It’s all very well to say “this is bad and don’t let Shibas do this”, but how do you correct them when they step out of line? Thoughts on this will be chronicled in a future post.

Shibas in love

Today was our introduction to Beginners obedience. No dogs; our trainer just went over the concepts/purpose/schedule and gave us our first week’s homework. Along the way, she stated that “dogs don’t love”. In other words, she believes that dogs don’t have human emotions as we see it and that they operate on “what behaviour will get me what I want”.

When I was in the sixth grade, I had a teacher who insisted that dogs were stupid and that if he fed and was kind to my dog, Buddy, that Buddy would follow him around just like me. When I disagreed, he sneered “Don’t be naive!” By the way, Mr. Prentice, it’s been nineteen years and I hope you are or will be in a nursing home somewhere, being indifferently cared for by light-fingered nurses.

For me, the idea that dogs can’t love like humans is rather painful but makes sense. Kind of like my attitude towards higher powers, an afterlife and the supernatural – it would be really cool if it did exist and I really wish it did, but I really don’t have any evidence that it does. Then I get depressed, wondering why I keep a dog, especially a Shiba, who probably wouldn’t fake giving a shit even if he could.

One issue is that people need for things in their lives to have meaning. We can’t just accept the fact that a dog may not care about us the way we care about him/her. We have to have some perceived return on the investment that we make in loving our dogs. Which, for a Shiba owner, can be very, very difficult when the dog is throwing a full-scale temper tantrum at the mere hint of attaching a leash to his collar. Or ignoring you after you walk in the door without a slab of beefsteak in one hand.

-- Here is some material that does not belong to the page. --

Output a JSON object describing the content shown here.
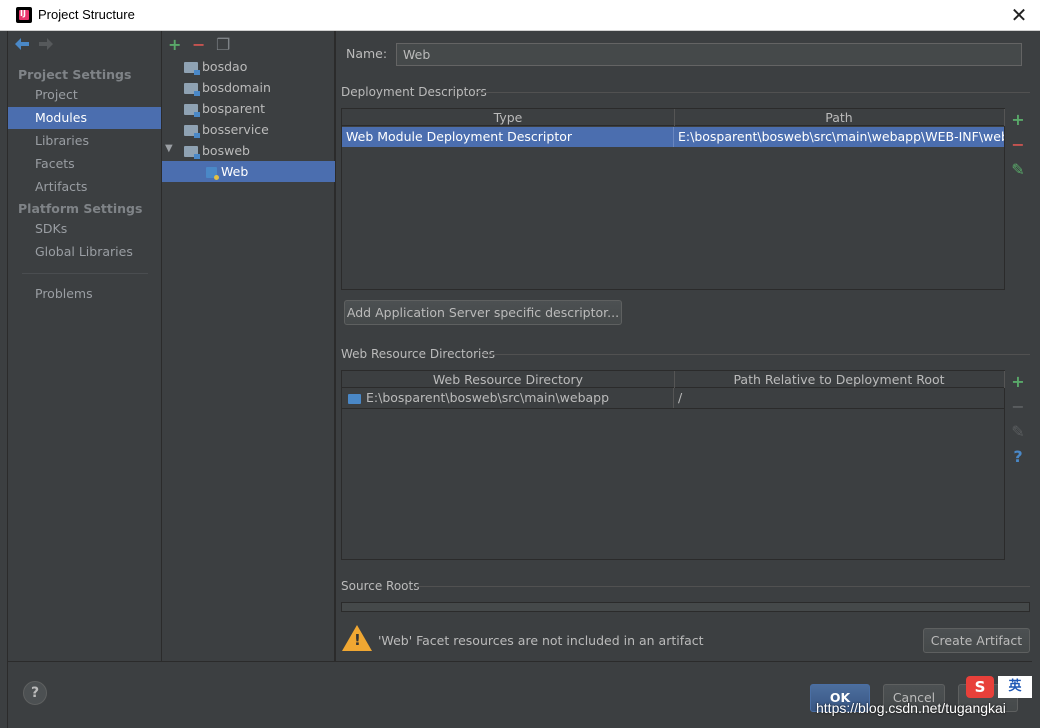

I have come to the conclusion that Shassi and Tierce probably don’t remotely give a shit about me like I do about them. They would happily go on with their lives as long as they ate, got walked, slept (Shassi) and occasionally (Tierce) had a toy to chew on.

Should it matter whether a dog loves you? It is a human choice to bring in another animal to the family circle and it has to be a human realization that the animal won’t value what humans do. I believe that you can (and should) teach your Shiba to respect the things you wish them to respect, but expecting them to value you like you value them is unreasonable.

But it would be nice if it was true.